• Task to complete
Repeat the records in full and exactly, omitting pictures.

── Records ──

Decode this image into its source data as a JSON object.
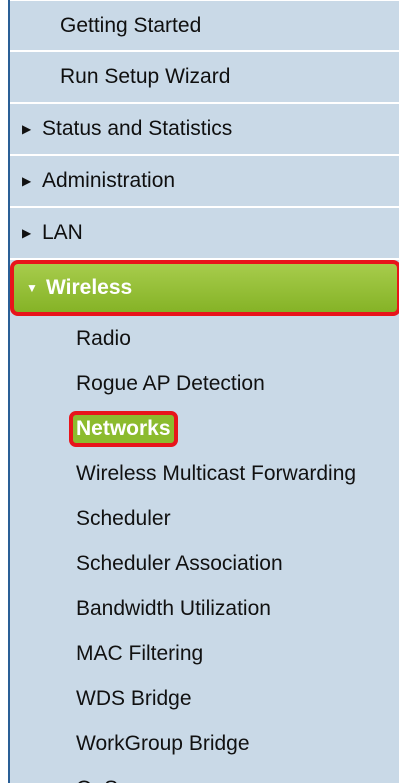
{
  "nav": {
    "sections": [
      {
        "label": "Getting Started",
        "arrow": ""
      },
      {
        "label": "Run Setup Wizard",
        "arrow": ""
      },
      {
        "label": "Status and Statistics",
        "arrow": "▶"
      },
      {
        "label": "Administration",
        "arrow": "▶"
      },
      {
        "label": "LAN",
        "arrow": "▶"
      },
      {
        "label": "Wireless",
        "arrow": "▼"
      }
    ],
    "wireless_items": [
      "Radio",
      "Rogue AP Detection",
      "Networks",
      "Wireless Multicast Forwarding",
      "Scheduler",
      "Scheduler Association",
      "Bandwidth Utilization",
      "MAC Filtering",
      "WDS Bridge",
      "WorkGroup Bridge",
      "QoS"
    ]
  },
  "colors": {
    "panel": "#c9d9e7",
    "active_green": "#8cbb2e",
    "highlight_red": "#e8141b",
    "edge_blue": "#2a5f96"
  }
}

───

• Task result
Decode this image into its source data as a JSON object.
{
  "nav": {
    "sections": [
      {
        "label": "Getting Started",
        "arrow": ""
      },
      {
        "label": "Run Setup Wizard",
        "arrow": ""
      },
      {
        "label": "Status and Statistics",
        "arrow": "▶"
      },
      {
        "label": "Administration",
        "arrow": "▶"
      },
      {
        "label": "LAN",
        "arrow": "▶"
      },
      {
        "label": "Wireless",
        "arrow": "▼"
      }
    ],
    "wireless_items": [
      "Radio",
      "Rogue AP Detection",
      "Networks",
      "Wireless Multicast Forwarding",
      "Scheduler",
      "Scheduler Association",
      "Bandwidth Utilization",
      "MAC Filtering",
      "WDS Bridge",
      "WorkGroup Bridge",
      "QoS"
    ]
  },
  "colors": {
    "panel": "#c9d9e7",
    "active_green": "#8cbb2e",
    "highlight_red": "#e8141b",
    "edge_blue": "#2a5f96"
  }
}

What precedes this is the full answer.